Task brief. Retype the records below exactly as they appear.
▼
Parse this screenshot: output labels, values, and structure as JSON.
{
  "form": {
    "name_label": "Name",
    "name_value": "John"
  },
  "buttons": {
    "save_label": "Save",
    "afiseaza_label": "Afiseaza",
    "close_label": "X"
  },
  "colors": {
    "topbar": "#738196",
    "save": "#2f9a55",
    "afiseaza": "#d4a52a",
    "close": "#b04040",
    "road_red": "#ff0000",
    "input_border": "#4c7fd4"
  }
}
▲
Exercise solution.
Parse this screenshot: output labels, values, and structure as JSON.
{
  "form": {
    "name_label": "Name",
    "name_value": "John"
  },
  "buttons": {
    "save_label": "Save",
    "afiseaza_label": "Afiseaza",
    "close_label": "X"
  },
  "colors": {
    "topbar": "#738196",
    "save": "#2f9a55",
    "afiseaza": "#d4a52a",
    "close": "#b04040",
    "road_red": "#ff0000",
    "input_border": "#4c7fd4"
  }
}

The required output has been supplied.